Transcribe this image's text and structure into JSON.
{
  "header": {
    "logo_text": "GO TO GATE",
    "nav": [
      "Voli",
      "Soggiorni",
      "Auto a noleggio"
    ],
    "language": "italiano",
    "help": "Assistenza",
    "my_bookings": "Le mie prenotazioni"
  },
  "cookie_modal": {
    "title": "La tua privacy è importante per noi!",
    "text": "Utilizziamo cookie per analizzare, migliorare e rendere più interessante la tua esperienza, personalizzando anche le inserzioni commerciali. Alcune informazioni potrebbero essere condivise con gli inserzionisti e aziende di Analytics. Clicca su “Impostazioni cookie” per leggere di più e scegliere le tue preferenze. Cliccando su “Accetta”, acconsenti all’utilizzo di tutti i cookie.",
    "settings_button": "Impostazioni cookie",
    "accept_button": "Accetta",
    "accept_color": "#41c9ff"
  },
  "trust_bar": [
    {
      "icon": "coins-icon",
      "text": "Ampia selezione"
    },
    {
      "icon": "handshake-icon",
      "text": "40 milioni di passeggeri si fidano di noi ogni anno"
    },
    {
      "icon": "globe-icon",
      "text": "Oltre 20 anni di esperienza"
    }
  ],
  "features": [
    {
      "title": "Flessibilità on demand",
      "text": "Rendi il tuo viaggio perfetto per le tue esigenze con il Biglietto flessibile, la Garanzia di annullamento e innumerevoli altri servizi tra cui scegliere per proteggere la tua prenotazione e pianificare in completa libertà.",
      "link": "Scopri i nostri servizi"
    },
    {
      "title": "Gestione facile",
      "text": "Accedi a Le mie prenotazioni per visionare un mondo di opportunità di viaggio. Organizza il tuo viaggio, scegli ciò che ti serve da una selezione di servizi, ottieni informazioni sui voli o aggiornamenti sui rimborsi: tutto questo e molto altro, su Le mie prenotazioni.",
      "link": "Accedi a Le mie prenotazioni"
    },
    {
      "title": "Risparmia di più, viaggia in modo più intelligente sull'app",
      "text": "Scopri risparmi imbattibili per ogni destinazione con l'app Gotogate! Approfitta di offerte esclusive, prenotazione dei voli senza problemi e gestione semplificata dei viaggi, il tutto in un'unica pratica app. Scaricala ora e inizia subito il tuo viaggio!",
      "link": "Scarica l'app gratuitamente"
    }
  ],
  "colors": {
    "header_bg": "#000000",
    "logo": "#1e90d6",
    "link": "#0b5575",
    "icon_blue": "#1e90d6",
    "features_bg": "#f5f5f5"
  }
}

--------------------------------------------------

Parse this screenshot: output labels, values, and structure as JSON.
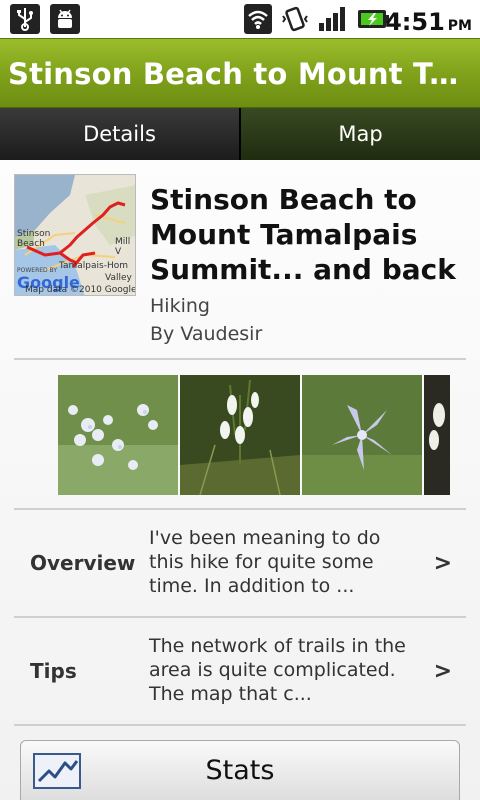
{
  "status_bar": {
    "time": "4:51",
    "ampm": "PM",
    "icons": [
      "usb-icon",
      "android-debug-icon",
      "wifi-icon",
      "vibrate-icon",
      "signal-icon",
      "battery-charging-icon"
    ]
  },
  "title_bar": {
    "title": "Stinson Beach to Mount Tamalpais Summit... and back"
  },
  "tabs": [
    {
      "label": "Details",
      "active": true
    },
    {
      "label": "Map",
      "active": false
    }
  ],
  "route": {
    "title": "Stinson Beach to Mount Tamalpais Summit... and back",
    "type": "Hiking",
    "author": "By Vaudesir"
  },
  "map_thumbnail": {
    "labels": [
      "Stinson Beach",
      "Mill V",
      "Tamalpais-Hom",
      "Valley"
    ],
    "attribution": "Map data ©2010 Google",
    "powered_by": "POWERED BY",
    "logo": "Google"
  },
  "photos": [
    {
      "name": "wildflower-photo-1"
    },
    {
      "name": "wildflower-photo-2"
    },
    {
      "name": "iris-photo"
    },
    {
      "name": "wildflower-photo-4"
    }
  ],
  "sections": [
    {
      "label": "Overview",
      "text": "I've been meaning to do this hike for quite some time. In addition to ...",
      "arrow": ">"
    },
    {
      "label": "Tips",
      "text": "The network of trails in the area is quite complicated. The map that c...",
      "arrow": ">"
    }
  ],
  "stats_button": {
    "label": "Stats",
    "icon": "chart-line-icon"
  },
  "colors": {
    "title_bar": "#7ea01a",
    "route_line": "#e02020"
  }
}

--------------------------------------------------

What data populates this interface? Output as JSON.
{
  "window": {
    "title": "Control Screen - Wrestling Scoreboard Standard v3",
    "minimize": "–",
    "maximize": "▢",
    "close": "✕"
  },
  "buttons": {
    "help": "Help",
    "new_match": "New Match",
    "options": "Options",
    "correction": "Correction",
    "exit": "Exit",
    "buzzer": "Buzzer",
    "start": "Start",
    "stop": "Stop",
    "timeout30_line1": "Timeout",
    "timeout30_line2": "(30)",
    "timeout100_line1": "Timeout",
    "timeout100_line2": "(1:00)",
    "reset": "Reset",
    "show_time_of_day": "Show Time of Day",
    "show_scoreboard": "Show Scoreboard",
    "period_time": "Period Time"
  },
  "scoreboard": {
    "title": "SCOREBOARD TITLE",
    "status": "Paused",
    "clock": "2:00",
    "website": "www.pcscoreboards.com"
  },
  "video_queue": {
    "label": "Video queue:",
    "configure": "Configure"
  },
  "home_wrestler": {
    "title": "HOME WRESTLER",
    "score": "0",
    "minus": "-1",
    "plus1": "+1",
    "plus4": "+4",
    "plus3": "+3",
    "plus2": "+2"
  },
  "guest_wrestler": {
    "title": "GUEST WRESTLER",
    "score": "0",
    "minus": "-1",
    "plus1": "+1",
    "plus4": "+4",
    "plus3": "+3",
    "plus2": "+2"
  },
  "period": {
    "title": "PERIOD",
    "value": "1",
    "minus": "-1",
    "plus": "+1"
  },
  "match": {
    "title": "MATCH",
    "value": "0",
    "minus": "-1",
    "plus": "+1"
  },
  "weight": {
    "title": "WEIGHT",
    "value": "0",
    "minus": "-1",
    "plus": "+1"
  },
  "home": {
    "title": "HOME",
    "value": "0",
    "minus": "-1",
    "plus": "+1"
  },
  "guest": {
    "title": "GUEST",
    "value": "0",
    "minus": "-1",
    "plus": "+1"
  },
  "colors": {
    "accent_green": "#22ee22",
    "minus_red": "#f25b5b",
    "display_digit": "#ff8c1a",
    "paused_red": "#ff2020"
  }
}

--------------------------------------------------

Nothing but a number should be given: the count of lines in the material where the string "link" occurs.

**YOUR RESPONSE:**
4